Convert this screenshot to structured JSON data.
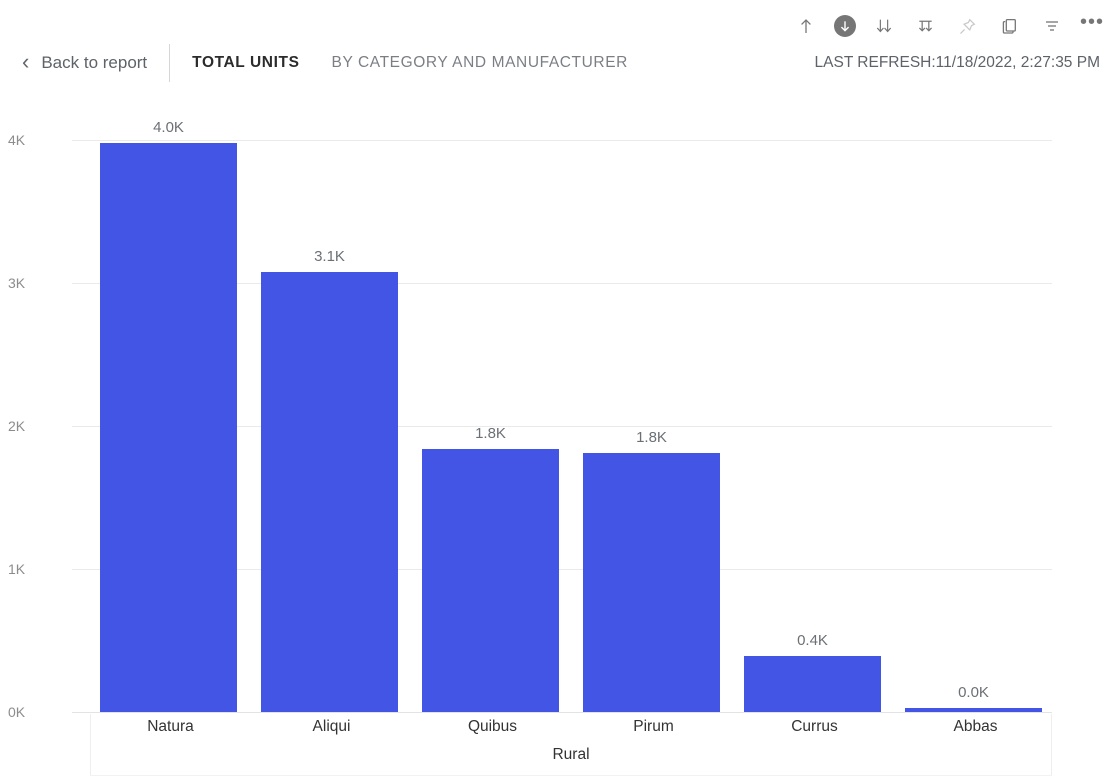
{
  "toolbar": {
    "items": [
      {
        "name": "sort-ascending-icon",
        "label": "Sort ascending",
        "state": "normal"
      },
      {
        "name": "sort-descending-icon",
        "label": "Sort descending",
        "state": "active"
      },
      {
        "name": "sort-double-down-icon",
        "label": "Sort by",
        "state": "normal"
      },
      {
        "name": "sort-axis-icon",
        "label": "Sort axis",
        "state": "normal"
      },
      {
        "name": "pin-icon",
        "label": "Pin visual",
        "state": "faded"
      },
      {
        "name": "copy-icon",
        "label": "Copy visual",
        "state": "normal"
      },
      {
        "name": "filter-icon",
        "label": "Filters",
        "state": "normal"
      },
      {
        "name": "more-options-icon",
        "label": "More options",
        "state": "normal"
      }
    ],
    "more_glyph": "•••"
  },
  "header": {
    "back_chevron": "‹",
    "back_label": "Back to report",
    "title": "TOTAL UNITS",
    "subtitle": "BY CATEGORY AND MANUFACTURER",
    "last_refresh": "LAST REFRESH:11/18/2022, 2:27:35 PM"
  },
  "colors": {
    "bar": "#4255e5",
    "gridline": "#eaeaea",
    "axis_text": "#333333",
    "tick_text": "#8c8c8c",
    "label_text": "#6b7075"
  },
  "chart_data": {
    "type": "bar",
    "title": "TOTAL UNITS",
    "subtitle": "BY CATEGORY AND MANUFACTURER",
    "xlabel": "Rural",
    "ylabel": "",
    "categories": [
      "Natura",
      "Aliqui",
      "Quibus",
      "Pirum",
      "Currus",
      "Abbas"
    ],
    "values": [
      3980,
      3080,
      1840,
      1810,
      390,
      30
    ],
    "data_labels": [
      "4.0K",
      "3.1K",
      "1.8K",
      "1.8K",
      "0.4K",
      "0.0K"
    ],
    "ylim": [
      0,
      4000
    ],
    "yticks": [
      0,
      1000,
      2000,
      3000,
      4000
    ],
    "ytick_labels": [
      "0K",
      "1K",
      "2K",
      "3K",
      "4K"
    ],
    "grid": true,
    "legend": false,
    "series": [
      {
        "name": "Total units",
        "values": [
          3980,
          3080,
          1840,
          1810,
          390,
          30
        ]
      }
    ]
  }
}
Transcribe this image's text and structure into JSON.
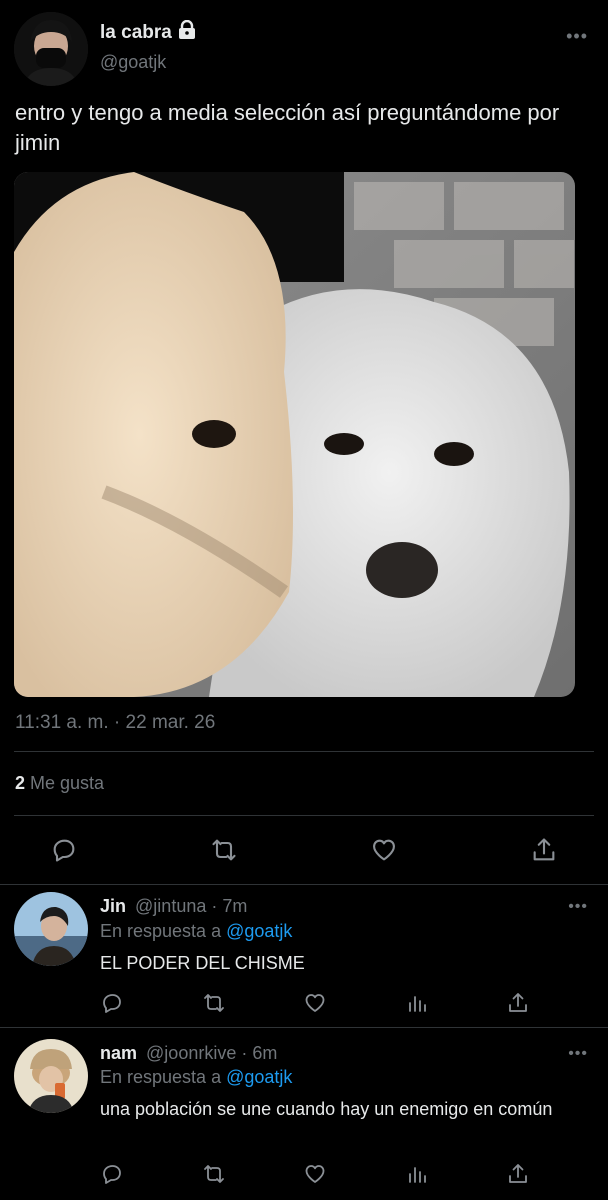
{
  "tweet": {
    "author_name": "la cabra",
    "author_handle": "@goatjk",
    "more": "•••",
    "text": "entro y tengo a media selección así preguntándome por jimin",
    "timestamp": "11:31 a. m. · 22 mar. 26",
    "likes_count": "2",
    "likes_label": "Me gusta",
    "lock_icon": "lock-icon",
    "actions": [
      "reply-icon",
      "retweet-icon",
      "like-icon",
      "share-icon"
    ]
  },
  "replies": [
    {
      "name": "Jin",
      "handle": "@jintuna",
      "time": "· 7m",
      "replying_prefix": "En respuesta a",
      "replying_to": "@goatjk",
      "text": "EL PODER DEL CHISME",
      "more": "•••"
    },
    {
      "name": "nam",
      "handle": "@joonrkive",
      "time": "· 6m",
      "replying_prefix": "En respuesta a",
      "replying_to": "@goatjk",
      "text": "una población se une cuando hay un enemigo en común",
      "more": "•••"
    }
  ],
  "colors": {
    "background": "#000000",
    "text": "#e7e9ea",
    "muted": "#71767b",
    "link": "#1d9bf0",
    "divider": "#2f3336"
  }
}
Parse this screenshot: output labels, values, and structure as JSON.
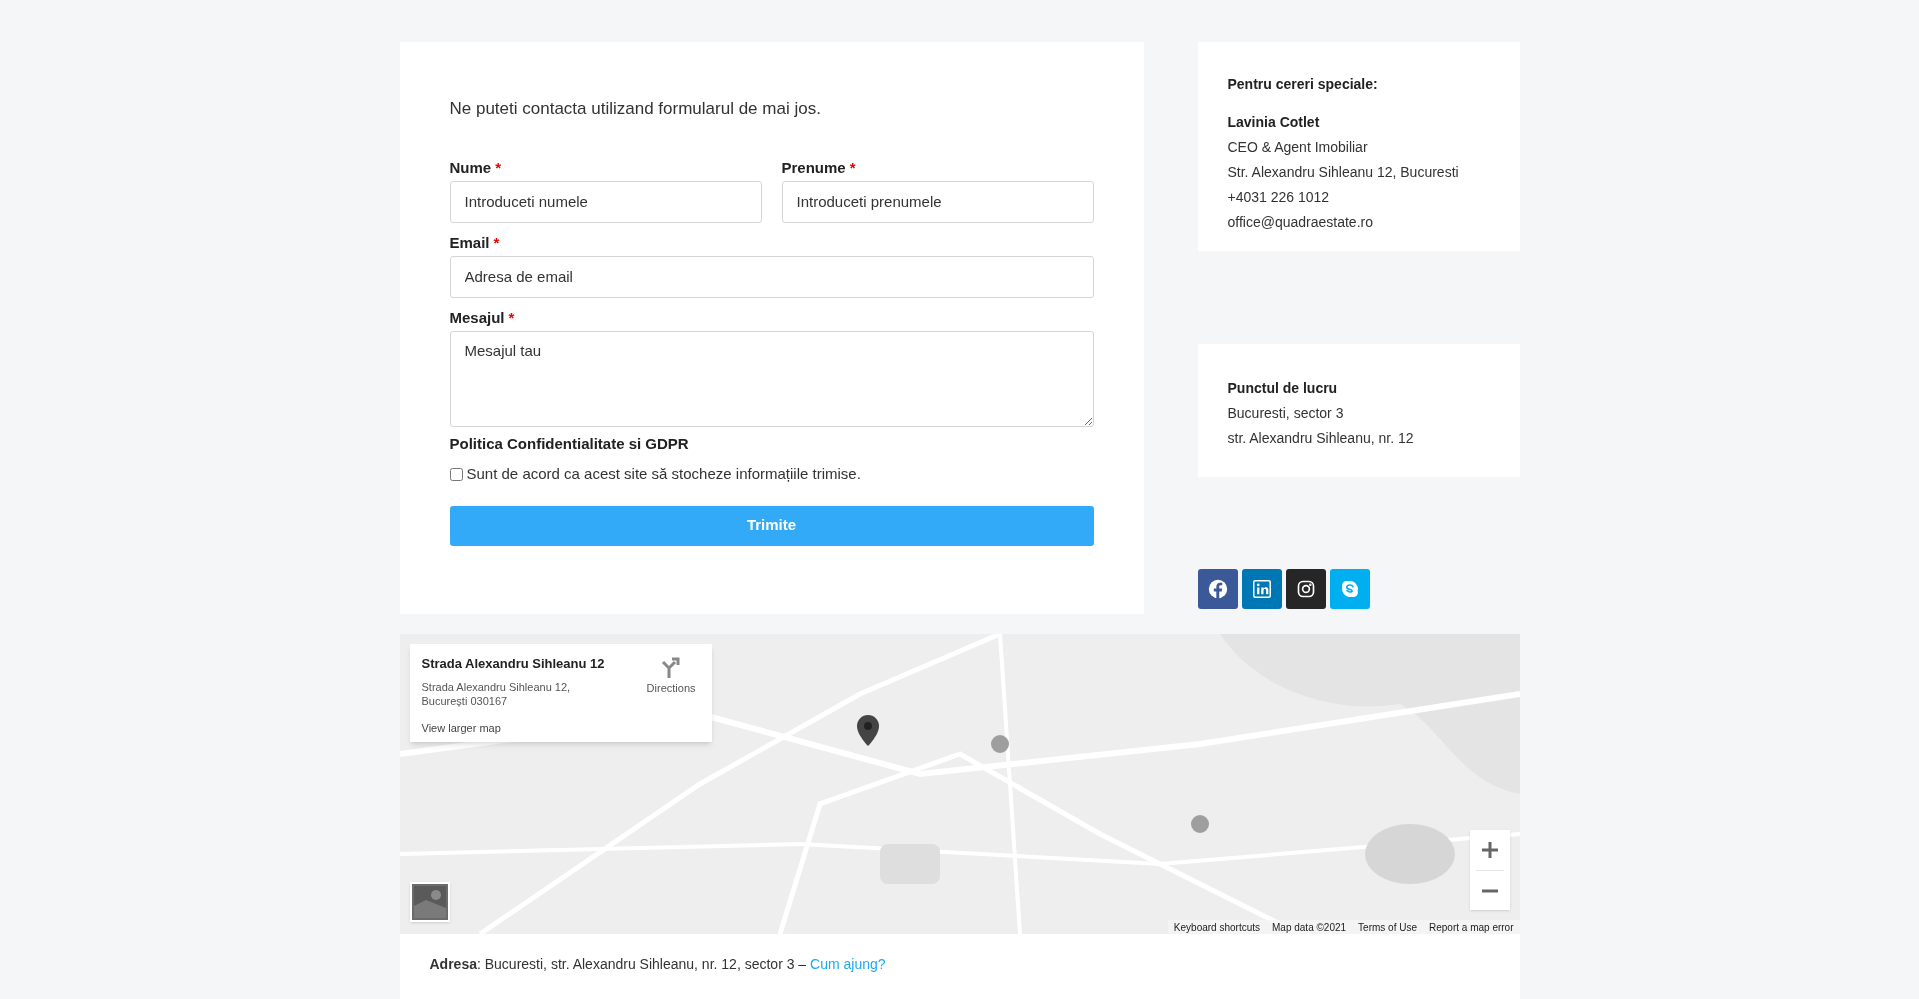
{
  "intro": "Ne puteti contacta utilizand formularul de mai jos.",
  "form": {
    "fields": [
      {
        "label": "Nume",
        "required": true,
        "required_mark": "*",
        "kind": "half",
        "placeholder": "Introduceti numele"
      },
      {
        "label": "Prenume",
        "required": true,
        "required_mark": "*",
        "kind": "half",
        "placeholder": "Introduceti prenumele"
      },
      {
        "label": "Email",
        "required": true,
        "required_mark": "*",
        "kind": "full",
        "placeholder": "Adresa de email"
      },
      {
        "label": "Mesajul",
        "required": true,
        "required_mark": "*",
        "kind": "textarea",
        "placeholder": "Mesajul tau"
      }
    ],
    "consent": {
      "heading": "Politica Confidentialitate si GDPR",
      "label": "Sunt de acord ca acest site să stocheze informațiile trimise.",
      "checked": false
    },
    "submit": "Trimite"
  },
  "cards": [
    {
      "heading": "Pentru cereri speciale:",
      "name": "Lavinia Cotlet",
      "lines": [
        "CEO & Agent Imobiliar",
        "Str. Alexandru Sihleanu 12, Bucuresti",
        "+4031 226 1012",
        "office@quadraestate.ro"
      ]
    },
    {
      "name": "Punctul de lucru",
      "lines": [
        "Bucuresti, sector 3",
        "str. Alexandru Sihleanu, nr. 12"
      ]
    }
  ],
  "social": [
    {
      "kind": "facebook",
      "color": "#3b5998"
    },
    {
      "kind": "linkedin",
      "color": "#0077b5"
    },
    {
      "kind": "instagram",
      "color": "#262626"
    },
    {
      "kind": "skype",
      "color": "#00aff0"
    }
  ],
  "map": {
    "info_card": {
      "title": "Strada Alexandru Sihleanu 12",
      "address": [
        "Strada Alexandru Sihleanu 12,",
        "București 030167"
      ],
      "directions": "Directions",
      "view_larger": "View larger map"
    },
    "attribution": [
      "Keyboard shortcuts",
      "Map data ©2021",
      "Terms of Use",
      "Report a map error"
    ]
  },
  "address": {
    "text": "**Adresa**: Bucuresti, str. Alexandru Sihleanu, nr. 12, sector 3 – ",
    "link": "Cum ajung?"
  }
}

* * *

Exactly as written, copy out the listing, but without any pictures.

__The completed task__:
Convert this screenshot to structured JSON data.
{
  "toolbar": {
    "items": [
      {
        "name": "sort-ascending-icon",
        "label": "Sort ascending",
        "state": "normal"
      },
      {
        "name": "sort-descending-icon",
        "label": "Sort descending",
        "state": "active"
      },
      {
        "name": "sort-double-down-icon",
        "label": "Sort by",
        "state": "normal"
      },
      {
        "name": "sort-axis-icon",
        "label": "Sort axis",
        "state": "normal"
      },
      {
        "name": "pin-icon",
        "label": "Pin visual",
        "state": "faded"
      },
      {
        "name": "copy-icon",
        "label": "Copy visual",
        "state": "normal"
      },
      {
        "name": "filter-icon",
        "label": "Filters",
        "state": "normal"
      },
      {
        "name": "more-options-icon",
        "label": "More options",
        "state": "normal"
      }
    ],
    "more_glyph": "•••"
  },
  "header": {
    "back_chevron": "‹",
    "back_label": "Back to report",
    "title": "TOTAL UNITS",
    "subtitle": "BY CATEGORY AND MANUFACTURER",
    "last_refresh": "LAST REFRESH:11/18/2022, 2:27:35 PM"
  },
  "colors": {
    "bar": "#4255e5",
    "gridline": "#eaeaea",
    "axis_text": "#333333",
    "tick_text": "#8c8c8c",
    "label_text": "#6b7075"
  },
  "chart_data": {
    "type": "bar",
    "title": "TOTAL UNITS",
    "subtitle": "BY CATEGORY AND MANUFACTURER",
    "xlabel": "Rural",
    "ylabel": "",
    "categories": [
      "Natura",
      "Aliqui",
      "Quibus",
      "Pirum",
      "Currus",
      "Abbas"
    ],
    "values": [
      3980,
      3080,
      1840,
      1810,
      390,
      30
    ],
    "data_labels": [
      "4.0K",
      "3.1K",
      "1.8K",
      "1.8K",
      "0.4K",
      "0.0K"
    ],
    "ylim": [
      0,
      4000
    ],
    "yticks": [
      0,
      1000,
      2000,
      3000,
      4000
    ],
    "ytick_labels": [
      "0K",
      "1K",
      "2K",
      "3K",
      "4K"
    ],
    "grid": true,
    "legend": false,
    "series": [
      {
        "name": "Total units",
        "values": [
          3980,
          3080,
          1840,
          1810,
          390,
          30
        ]
      }
    ]
  }
}
Transcribe this image's text and structure into JSON.
{
  "tweet": {
    "author_name": "la cabra",
    "author_handle": "@goatjk",
    "more": "•••",
    "text": "entro y tengo a media selección así preguntándome por jimin",
    "timestamp": "11:31 a. m. · 22 mar. 26",
    "likes_count": "2",
    "likes_label": "Me gusta",
    "lock_icon": "lock-icon",
    "actions": [
      "reply-icon",
      "retweet-icon",
      "like-icon",
      "share-icon"
    ]
  },
  "replies": [
    {
      "name": "Jin",
      "handle": "@jintuna",
      "time": "· 7m",
      "replying_prefix": "En respuesta a",
      "replying_to": "@goatjk",
      "text": "EL PODER DEL CHISME",
      "more": "•••"
    },
    {
      "name": "nam",
      "handle": "@joonrkive",
      "time": "· 6m",
      "replying_prefix": "En respuesta a",
      "replying_to": "@goatjk",
      "text": "una población se une cuando hay un enemigo en común",
      "more": "•••"
    }
  ],
  "colors": {
    "background": "#000000",
    "text": "#e7e9ea",
    "muted": "#71767b",
    "link": "#1d9bf0",
    "divider": "#2f3336"
  }
}
Parse this screenshot: output labels, values, and structure as JSON.
{
  "intro": "Ne puteti contacta utilizand formularul de mai jos.",
  "form": {
    "fields": [
      {
        "label": "Nume",
        "required": true,
        "required_mark": "*",
        "kind": "half",
        "placeholder": "Introduceti numele"
      },
      {
        "label": "Prenume",
        "required": true,
        "required_mark": "*",
        "kind": "half",
        "placeholder": "Introduceti prenumele"
      },
      {
        "label": "Email",
        "required": true,
        "required_mark": "*",
        "kind": "full",
        "placeholder": "Adresa de email"
      },
      {
        "label": "Mesajul",
        "required": true,
        "required_mark": "*",
        "kind": "textarea",
        "placeholder": "Mesajul tau"
      }
    ],
    "consent": {
      "heading": "Politica Confidentialitate si GDPR",
      "label": "Sunt de acord ca acest site să stocheze informațiile trimise.",
      "checked": false
    },
    "submit": "Trimite"
  },
  "cards": [
    {
      "heading": "Pentru cereri speciale:",
      "name": "Lavinia Cotlet",
      "lines": [
        "CEO & Agent Imobiliar",
        "Str. Alexandru Sihleanu 12, Bucuresti",
        "+4031 226 1012",
        "office@quadraestate.ro"
      ]
    },
    {
      "name": "Punctul de lucru",
      "lines": [
        "Bucuresti, sector 3",
        "str. Alexandru Sihleanu, nr. 12"
      ]
    }
  ],
  "social": [
    {
      "kind": "facebook",
      "color": "#3b5998"
    },
    {
      "kind": "linkedin",
      "color": "#0077b5"
    },
    {
      "kind": "instagram",
      "color": "#262626"
    },
    {
      "kind": "skype",
      "color": "#00aff0"
    }
  ],
  "map": {
    "info_card": {
      "title": "Strada Alexandru Sihleanu 12",
      "address": [
        "Strada Alexandru Sihleanu 12,",
        "București 030167"
      ],
      "directions": "Directions",
      "view_larger": "View larger map"
    },
    "attribution": [
      "Keyboard shortcuts",
      "Map data ©2021",
      "Terms of Use",
      "Report a map error"
    ]
  },
  "address": {
    "text": "**Adresa**: Bucuresti, str. Alexandru Sihleanu, nr. 12, sector 3 – ",
    "link": "Cum ajung?"
  }
}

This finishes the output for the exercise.